The other day I read a lovely blog post one of my friends posted on Facebook. It was about how a mom should just… be. Live fully in mom-hood, love it, bear it, and own it for all that it is, and even all that it isn’t.
This post made me feel really good. My family comes before all else, and I do want to own my motherhood. In fact, I think I do own my motherhood. I started to share the post on Facebook, knowing it would reach my mom friends who, like me, often need encouragement to slug through the haze and daze of these middle years.
But then I didn’t.
I certainly realize how beautiful the haze and daze really are if we just allow them to be, but I can’t get rid of the nagging thought behind that realization: even if one loves and adores the 24/7 reality of staying home, paycheck free, that doesn’t negate the internal desire to create. It doesn’t take away the gifts we’ve been given. The God-given desire to “stop evil,” that my friend Bronwyn has felt for 20 years, or the desire to teach that my friend Aleah has burning a hole in her heart, or the words that pour from my friend Lesley, even if she can’t stay awake long enough to put them to paper.
The choice of work-at-home vs. stay-at-home vs. pulling the double shift five (or more) days a week is not the whole picture of what women face. More often than not, what keeps many moms awake at night is figuring out how to fulfill a true passion for motherhood—stay-at-home or not—with the need for well-rounded personhood. And then, perhaps, feeling guilty and selfish for needing something else, or actually pursuing something else, when those activities mean dinner comes from a box, or there’s a bit too much screen time a few days a week. Or maybe that date night gets put off a few too many times.

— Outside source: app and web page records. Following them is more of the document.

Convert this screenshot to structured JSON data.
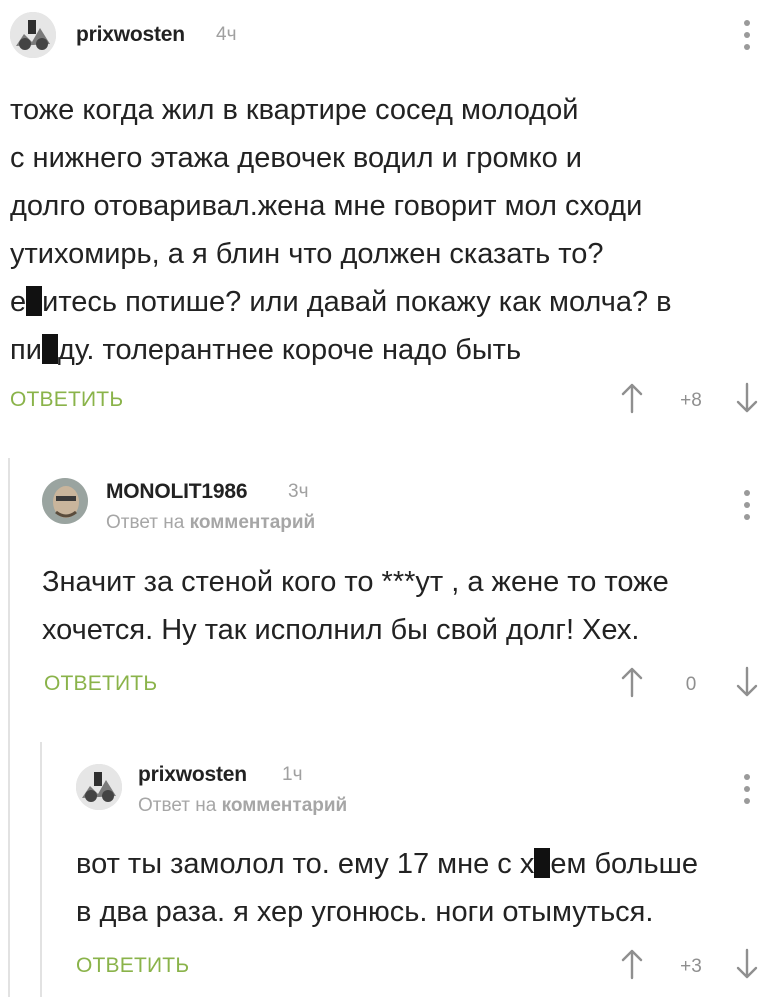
{
  "comments": [
    {
      "user": "prixwosten",
      "time": "4ч",
      "lines": [
        "тоже когда жил в квартире сосед молодой",
        "с нижнего этажа девочек водил и громко и",
        "долго отоваривал.жена мне говорит мол сходи",
        "утихомирь, а я блин что должен сказать то?"
      ],
      "line5_a": "е",
      "line5_b": "итесь потише? или давай покажу как молча? в",
      "line6_a": "пи",
      "line6_b": "ду. толерантнее короче надо быть",
      "reply_label": "ОТВЕТИТЬ",
      "score": "+8"
    },
    {
      "user": "MONOLIT1986",
      "time": "3ч",
      "reply_prefix": "Ответ на",
      "reply_target": "комментарий",
      "lines": [
        "Значит за стеной кого то ***ут , а жене то тоже",
        "хочется. Ну так исполнил бы свой долг! Хех."
      ],
      "reply_label": "ОТВЕТИТЬ",
      "score": "0"
    },
    {
      "user": "prixwosten",
      "time": "1ч",
      "reply_prefix": "Ответ на",
      "reply_target": "комментарий",
      "line1_a": "вот ты замолол то. ему 17 мне с х",
      "line1_b": "ем больше",
      "line2": "в два раза. я хер угонюсь. ноги отымуться.",
      "reply_label": "ОТВЕТИТЬ",
      "score": "+3"
    }
  ],
  "colors": {
    "accent_green": "#8ab34a",
    "text": "#222222",
    "muted": "#a0a0a0",
    "thread_line": "#e2e2e2"
  },
  "icons": [
    "avatar",
    "kebab-menu-icon",
    "arrow-up-icon",
    "arrow-down-icon"
  ]
}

Bible studies, moms’ groups, potlucks, and the like are fabulous and fulfilling. Volunteering at food banks, shelters, and low-income schools impact lives in incalculable ways. But sometimes there’s a need for something else. To not just do good, but to stop bad. To fulfill political aspirations, teach from a position of leadership, see one’s name shining, preferably on hardback, on the rack at Barnes and Noble.
Acting on these desires when the kids are little and the nights are sleepless, when daycare is expensive and families live hours apart, when friends are too overwhelmed with their own children to watch someone else’s, is a near impossibility.
I’ve thought and thought about what the solution is to this. Patience? Yes, that helps. But that doesn’t solve the nagging—and sometimes overwhelming—dissatisfaction that might negatively influence parenting, and at the very least makes life much less enjoyable. Is there a policy we can implement? Free, 10-hour a week in-home childcare for those with pre-school aged kids? A lovely idea, but it isn’t likely to happen.
I’ve also wondered if perhaps we shouldn’t find a solution. Negative things stem from selfishness. But is acting on the gifts God’s given us a selfish thing? If so, why do we have the gifts? Is it a lesson in patience?
To be sure, this is a luxurious kind of problem to have. It isn’t about food scarcity, or having the gas shut off for non-payment, or homelessness, or the millions of other possible life issues millions face daily. But it is nonetheless a problem, and not just for those who feel like less of a person when gifts lie fallow. It’s a problem for those who could be touched, served, and changed by having another person in the world doing good or stopping bad.
Perhaps the best way to do good and stop bad is by throwing all we have into our families, making our crafts and changing thousands of diapers, or by earning our paychecks and then coming home and barely managing to keep our eyes open during tuck-in time. But I wonder if throwing all we have into our families doesn’t include feeling like a whole person and setting the example of going where we’re called, even if that means feeding our families frozen pizza yet again, or having the kids watch just one more episode of Dora.